* [TASK TO CARRY OUT]: Scan the entries that follow and give only the number of lines containing "data".
──────── MATERIAL FOR THIS TASK
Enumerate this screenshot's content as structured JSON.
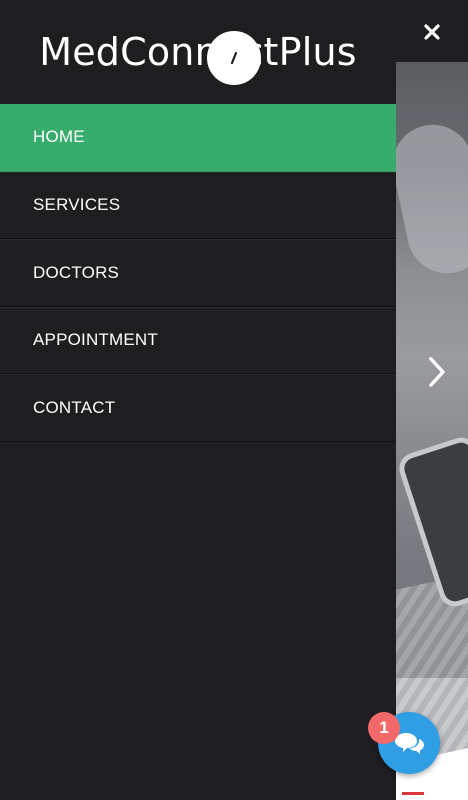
{
  "brand": {
    "title": "MedConnectPlus"
  },
  "menu": {
    "items": [
      {
        "label": "HOME",
        "active": true
      },
      {
        "label": "SERVICES",
        "active": false
      },
      {
        "label": "DOCTORS",
        "active": false
      },
      {
        "label": "APPOINTMENT",
        "active": false
      },
      {
        "label": "CONTACT",
        "active": false
      }
    ]
  },
  "chat": {
    "badge_count": "1"
  },
  "icons": {
    "close": "close-icon",
    "next": "chevron-right-icon",
    "chat": "chat-bubbles-icon"
  },
  "colors": {
    "drawer_bg": "#1e1e20",
    "active_item": "#36ad6c",
    "chat_button": "#2f9ee4",
    "badge": "#f36969"
  }
}
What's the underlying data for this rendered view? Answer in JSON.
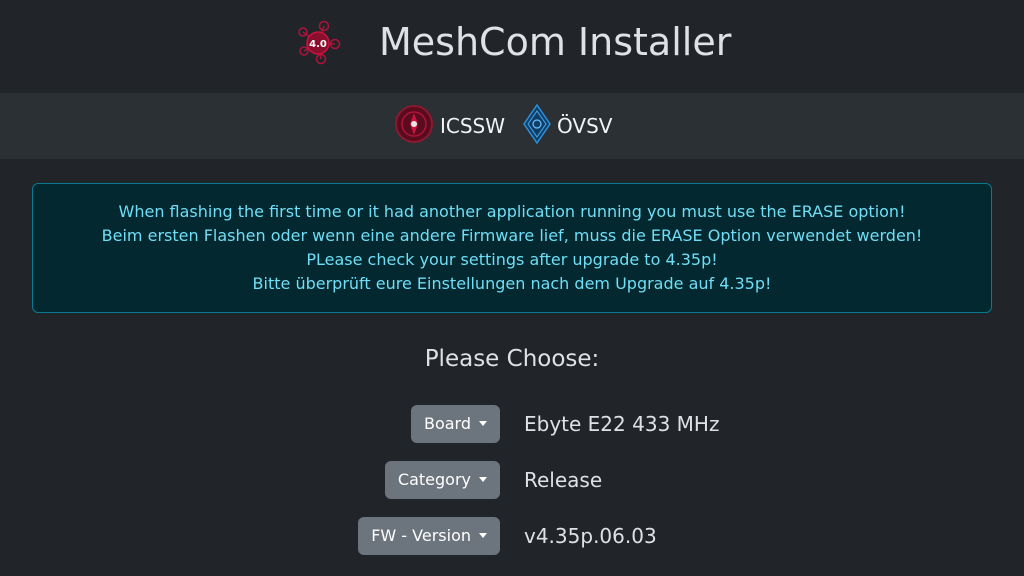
{
  "header": {
    "title": "MeshCom Installer",
    "logo_badge": "4.0",
    "logo_icon": "meshcom-network-icon"
  },
  "partners": [
    {
      "label": "ICSSW",
      "icon": "icssw-seal-icon"
    },
    {
      "label": "ÖVSV",
      "icon": "ovsv-diamond-icon"
    }
  ],
  "alert": {
    "lines": [
      "When flashing the first time or it had another application running you must use the ERASE option!",
      "Beim ersten Flashen oder wenn eine andere Firmware lief, muss die ERASE Option verwendet werden!",
      "PLease check your settings after upgrade to 4.35p!",
      "Bitte überprüft eure Einstellungen nach dem Upgrade auf 4.35p!"
    ]
  },
  "chooser": {
    "heading": "Please Choose:",
    "rows": [
      {
        "button": "Board",
        "value": "Ebyte E22 433 MHz"
      },
      {
        "button": "Category",
        "value": "Release"
      },
      {
        "button": "FW - Version",
        "value": "v4.35p.06.03"
      }
    ]
  },
  "colors": {
    "background": "#212529",
    "partner_bar": "#2b3035",
    "alert_bg": "#032830",
    "alert_border": "#087990",
    "alert_text": "#6edff6",
    "button_bg": "#6c757d",
    "logo_red": "#b0123a",
    "ovsv_blue": "#1e7fc9"
  }
}
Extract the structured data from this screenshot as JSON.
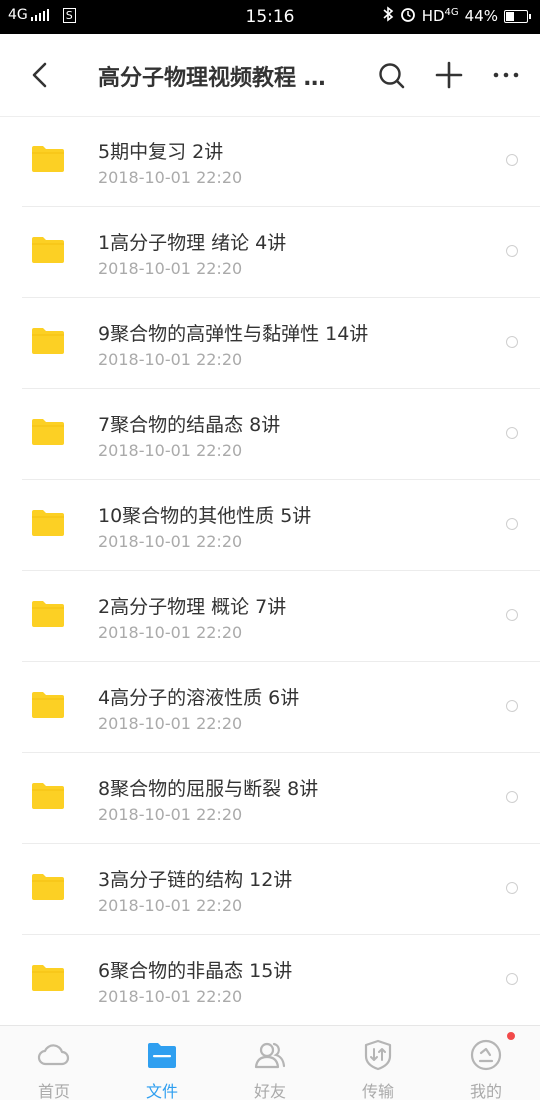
{
  "status_bar": {
    "network": "4G",
    "time": "15:16",
    "hd": "HD",
    "hd_network": "4G",
    "battery": "44%",
    "battery_level": 0.44
  },
  "header": {
    "title": "高分子物理视频教程 …"
  },
  "files": [
    {
      "name": "5期中复习  2讲",
      "date": "2018-10-01  22:20"
    },
    {
      "name": "1高分子物理 绪论  4讲",
      "date": "2018-10-01  22:20"
    },
    {
      "name": "9聚合物的高弹性与黏弹性  14讲",
      "date": "2018-10-01  22:20"
    },
    {
      "name": "7聚合物的结晶态  8讲",
      "date": "2018-10-01  22:20"
    },
    {
      "name": "10聚合物的其他性质  5讲",
      "date": "2018-10-01  22:20"
    },
    {
      "name": "2高分子物理 概论  7讲",
      "date": "2018-10-01  22:20"
    },
    {
      "name": "4高分子的溶液性质  6讲",
      "date": "2018-10-01  22:20"
    },
    {
      "name": "8聚合物的屈服与断裂  8讲",
      "date": "2018-10-01  22:20"
    },
    {
      "name": "3高分子链的结构  12讲",
      "date": "2018-10-01  22:20"
    },
    {
      "name": "6聚合物的非晶态  15讲",
      "date": "2018-10-01  22:20"
    }
  ],
  "nav": [
    {
      "label": "首页",
      "icon": "cloud-icon"
    },
    {
      "label": "文件",
      "icon": "folder-icon"
    },
    {
      "label": "好友",
      "icon": "friends-icon"
    },
    {
      "label": "传输",
      "icon": "transfer-icon"
    },
    {
      "label": "我的",
      "icon": "profile-icon"
    }
  ],
  "colors": {
    "accent": "#2f9ff0",
    "folder": "#fcd024",
    "badge": "#f24a4a"
  }
}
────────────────
* [SOLUTION FOR THIS TASK]: 2